Over yonder stands little Maggie,
With her dram glass in her hand.
She's drinking away her troubles,
And courting some other man.
Oh how can I ever stand it?
To see them two blue eyes,
Oh shining in the moonlight
Like two diamonds in the sky. …
I’m going down to the station,
With my suitcase in my hand.
I’m going to leave this country
I’m going to some far distant land.
Go away, go away little Maggie
Go and do the best you can.
I'll get me another woman
You can get you another man.
While Carter was the group’s primary singer, something special happened when Ralph approached the microphone. His voice was plain, sincere and always tinged with sadness, even on up-tempo numbers. His was the voice of someone trying to have a good time but unable to shake the more troubled thoughts in the back of his mind. “I’ve never tried to put any airs on it,” Stanley wrote of his singing style, “I sing it the way I feel it, just the way it comes out.”

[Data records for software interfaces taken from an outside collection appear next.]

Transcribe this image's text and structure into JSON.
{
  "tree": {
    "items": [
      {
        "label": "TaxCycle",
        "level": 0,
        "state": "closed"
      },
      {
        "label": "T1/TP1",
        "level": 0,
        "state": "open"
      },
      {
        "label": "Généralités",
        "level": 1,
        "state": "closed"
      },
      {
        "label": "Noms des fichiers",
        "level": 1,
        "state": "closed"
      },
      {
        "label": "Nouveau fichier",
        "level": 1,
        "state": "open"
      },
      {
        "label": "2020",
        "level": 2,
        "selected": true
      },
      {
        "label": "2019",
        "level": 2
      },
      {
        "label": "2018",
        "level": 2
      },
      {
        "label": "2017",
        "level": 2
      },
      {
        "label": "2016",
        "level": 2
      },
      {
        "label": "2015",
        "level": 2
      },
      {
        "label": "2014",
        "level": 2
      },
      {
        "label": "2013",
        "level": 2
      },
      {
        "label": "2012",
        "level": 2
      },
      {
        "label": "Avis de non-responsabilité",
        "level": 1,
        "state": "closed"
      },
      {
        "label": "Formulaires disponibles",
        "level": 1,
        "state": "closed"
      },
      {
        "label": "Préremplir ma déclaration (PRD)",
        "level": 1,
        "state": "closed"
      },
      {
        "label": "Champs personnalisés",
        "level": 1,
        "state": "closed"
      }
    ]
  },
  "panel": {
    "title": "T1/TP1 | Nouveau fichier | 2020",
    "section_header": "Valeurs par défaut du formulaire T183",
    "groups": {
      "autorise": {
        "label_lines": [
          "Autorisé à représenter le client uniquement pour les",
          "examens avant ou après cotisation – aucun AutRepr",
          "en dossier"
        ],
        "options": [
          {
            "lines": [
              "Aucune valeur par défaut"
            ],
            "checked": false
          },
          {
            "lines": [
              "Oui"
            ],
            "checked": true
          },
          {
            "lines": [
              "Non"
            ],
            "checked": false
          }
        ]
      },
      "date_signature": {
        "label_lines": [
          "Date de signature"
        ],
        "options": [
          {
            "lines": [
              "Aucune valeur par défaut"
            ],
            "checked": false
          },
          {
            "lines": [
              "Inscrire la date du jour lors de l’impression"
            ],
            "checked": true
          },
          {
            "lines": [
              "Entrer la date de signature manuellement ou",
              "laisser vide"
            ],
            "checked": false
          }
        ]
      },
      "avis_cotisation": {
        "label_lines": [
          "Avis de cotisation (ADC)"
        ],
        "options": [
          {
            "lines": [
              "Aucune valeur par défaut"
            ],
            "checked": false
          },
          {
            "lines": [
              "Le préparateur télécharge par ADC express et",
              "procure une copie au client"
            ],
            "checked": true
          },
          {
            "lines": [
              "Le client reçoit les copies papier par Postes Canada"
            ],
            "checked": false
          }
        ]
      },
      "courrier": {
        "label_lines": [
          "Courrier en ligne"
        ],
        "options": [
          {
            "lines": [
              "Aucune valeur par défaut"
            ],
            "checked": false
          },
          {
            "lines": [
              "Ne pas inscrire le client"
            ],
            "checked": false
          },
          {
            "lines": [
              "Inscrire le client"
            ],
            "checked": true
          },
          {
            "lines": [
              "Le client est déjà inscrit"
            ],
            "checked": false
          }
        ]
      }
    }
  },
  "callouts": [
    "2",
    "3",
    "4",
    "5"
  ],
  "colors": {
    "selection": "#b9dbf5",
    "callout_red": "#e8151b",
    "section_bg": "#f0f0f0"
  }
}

While the Stanleys found some success in the late 1940s, they were unable to live off their music alone. By the mid-1950s, both Ralph and Carter took a break from their music careers and relocated to Michigan. They took jobs at a Ford plant in Dearborn. Ralph worked the night shift as a spot welder. He later wrote of the experience, “It was just for a while, to get some regular paychecks to tide us over. It may have only been for a few months, but it felt like a life sentence to me.”
The intervention of fellow Bluegrass musician Jimmy Martin convinced the brothers to leave their jobs and appeal to Mercury Records in Nashville for a new contract. They did, and never looked back.
Sadly, Carter Stanley died of alcoholism in 1966. After some hesitation, Ralph Stanley carried on without him. In the years that followed, he often gave unknown, up-and-coming musicians their first breaks. One of his later groups included future Bluegrass and country music stars Ricky Skaggs and Keith Whitley.
The music of Ralph Stanley, and Appalachian folk music more generally, found a new generation of listeners following the success of the Coen Brothers’ film O Brother, Where Art Thou? (2000) and its hit soundtrack. The film featured Stanley’s mournful a cappella rendition of the traditional “O Death,” in which the singer pleads for death to “spare me over another year.” The performance is haunting, almost certainly the best vocal performance of Stanley’s career. It earned him the 2002 Grammy Award for best male country vocal performance.
The soundtrack also featured a hit version of “I’m a Man of Constant Sorrow” recorded by Dan Tyminski, whose version was modeled on the Stanley Brothers’ own definitive arrangement of the tune.
Ralph Stanley continued to record and perform up until his death. He could be seen playing in a wide variety of venues, from the largest of theaters to the small stages of fairgrounds and church picnics. When arthritis ultimately robbed him of his ability to play the banjo, his voice remained. It seemed to carry with it some of the more difficult experiences of the 20th century, along with the optimism which they had never been able to eliminate.